In the entries below, find the lines that contain the word "Season" and copy them.

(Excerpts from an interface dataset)
----------

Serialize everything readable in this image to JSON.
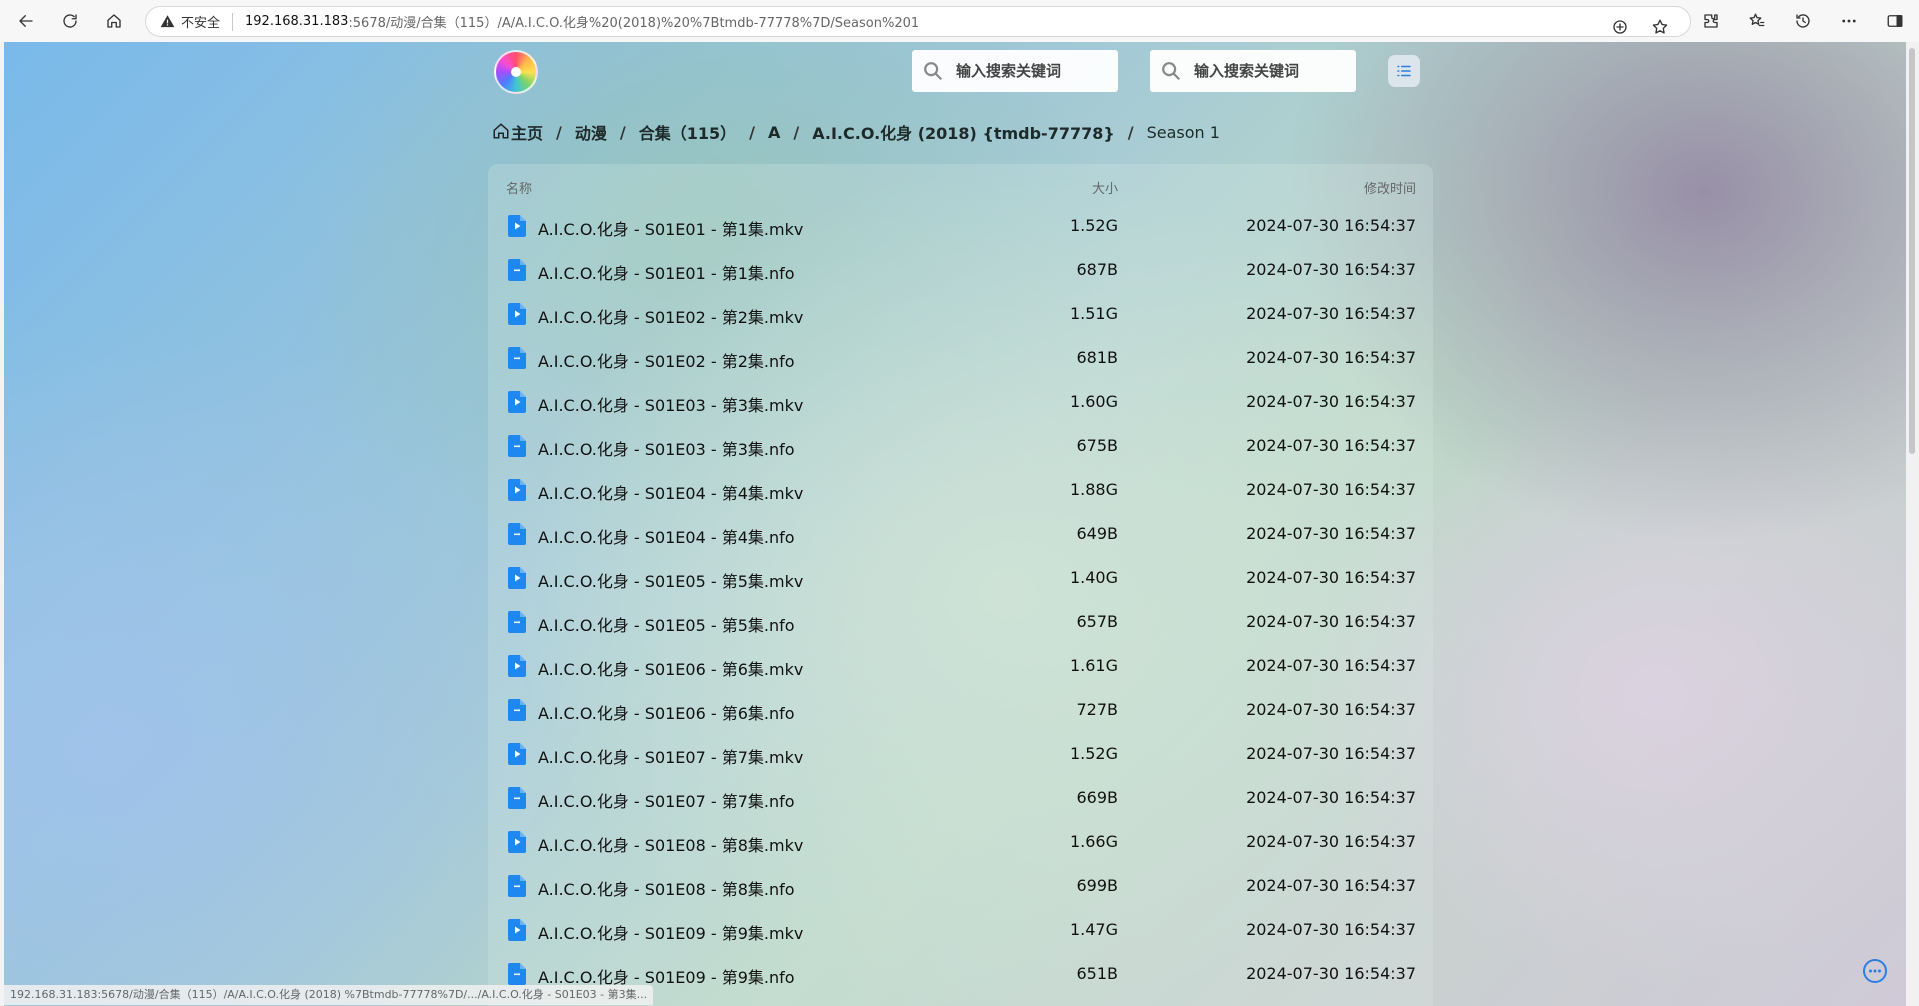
{
  "browser": {
    "security_label": "不安全",
    "url_host": "192.168.31.183",
    "url_path": ":5678/动漫/合集（115）/A/A.I.C.O.化身%20(2018)%20%7Btmdb-77778%7D/Season%201"
  },
  "header": {
    "search_placeholder_1": "输入搜索关键词",
    "search_placeholder_2": "输入搜索关键词"
  },
  "breadcrumb": {
    "home": "主页",
    "items": [
      "动漫",
      "合集（115）",
      "A",
      "A.I.C.O.化身 (2018) {tmdb-77778}",
      "Season 1"
    ]
  },
  "table": {
    "col_name": "名称",
    "col_size": "大小",
    "col_time": "修改时间",
    "rows": [
      {
        "name": "A.I.C.O.化身 - S01E01 - 第1集.mkv",
        "size": "1.52G",
        "time": "2024-07-30 16:54:37",
        "type": "video"
      },
      {
        "name": "A.I.C.O.化身 - S01E01 - 第1集.nfo",
        "size": "687B",
        "time": "2024-07-30 16:54:37",
        "type": "text"
      },
      {
        "name": "A.I.C.O.化身 - S01E02 - 第2集.mkv",
        "size": "1.51G",
        "time": "2024-07-30 16:54:37",
        "type": "video"
      },
      {
        "name": "A.I.C.O.化身 - S01E02 - 第2集.nfo",
        "size": "681B",
        "time": "2024-07-30 16:54:37",
        "type": "text"
      },
      {
        "name": "A.I.C.O.化身 - S01E03 - 第3集.mkv",
        "size": "1.60G",
        "time": "2024-07-30 16:54:37",
        "type": "video"
      },
      {
        "name": "A.I.C.O.化身 - S01E03 - 第3集.nfo",
        "size": "675B",
        "time": "2024-07-30 16:54:37",
        "type": "text"
      },
      {
        "name": "A.I.C.O.化身 - S01E04 - 第4集.mkv",
        "size": "1.88G",
        "time": "2024-07-30 16:54:37",
        "type": "video"
      },
      {
        "name": "A.I.C.O.化身 - S01E04 - 第4集.nfo",
        "size": "649B",
        "time": "2024-07-30 16:54:37",
        "type": "text"
      },
      {
        "name": "A.I.C.O.化身 - S01E05 - 第5集.mkv",
        "size": "1.40G",
        "time": "2024-07-30 16:54:37",
        "type": "video"
      },
      {
        "name": "A.I.C.O.化身 - S01E05 - 第5集.nfo",
        "size": "657B",
        "time": "2024-07-30 16:54:37",
        "type": "text"
      },
      {
        "name": "A.I.C.O.化身 - S01E06 - 第6集.mkv",
        "size": "1.61G",
        "time": "2024-07-30 16:54:37",
        "type": "video"
      },
      {
        "name": "A.I.C.O.化身 - S01E06 - 第6集.nfo",
        "size": "727B",
        "time": "2024-07-30 16:54:37",
        "type": "text"
      },
      {
        "name": "A.I.C.O.化身 - S01E07 - 第7集.mkv",
        "size": "1.52G",
        "time": "2024-07-30 16:54:37",
        "type": "video"
      },
      {
        "name": "A.I.C.O.化身 - S01E07 - 第7集.nfo",
        "size": "669B",
        "time": "2024-07-30 16:54:37",
        "type": "text"
      },
      {
        "name": "A.I.C.O.化身 - S01E08 - 第8集.mkv",
        "size": "1.66G",
        "time": "2024-07-30 16:54:37",
        "type": "video"
      },
      {
        "name": "A.I.C.O.化身 - S01E08 - 第8集.nfo",
        "size": "699B",
        "time": "2024-07-30 16:54:37",
        "type": "text"
      },
      {
        "name": "A.I.C.O.化身 - S01E09 - 第9集.mkv",
        "size": "1.47G",
        "time": "2024-07-30 16:54:37",
        "type": "video"
      },
      {
        "name": "A.I.C.O.化身 - S01E09 - 第9集.nfo",
        "size": "651B",
        "time": "2024-07-30 16:54:37",
        "type": "text"
      }
    ]
  },
  "statusbar": {
    "text": "192.168.31.183:5678/动漫/合集（115）/A/A.I.C.O.化身 (2018) %7Btmdb-77778%7D/.../A.I.C.O.化身 - S01E03 - 第3集..."
  },
  "colors": {
    "file_icon": "#1e88f0",
    "accent": "#2d7ee0"
  }
}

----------

Problem solution:
    "url_path": ":5678/动漫/合集（115）/A/A.I.C.O.化身%20(2018)%20%7Btmdb-77778%7D/Season%201"
      "Season 1"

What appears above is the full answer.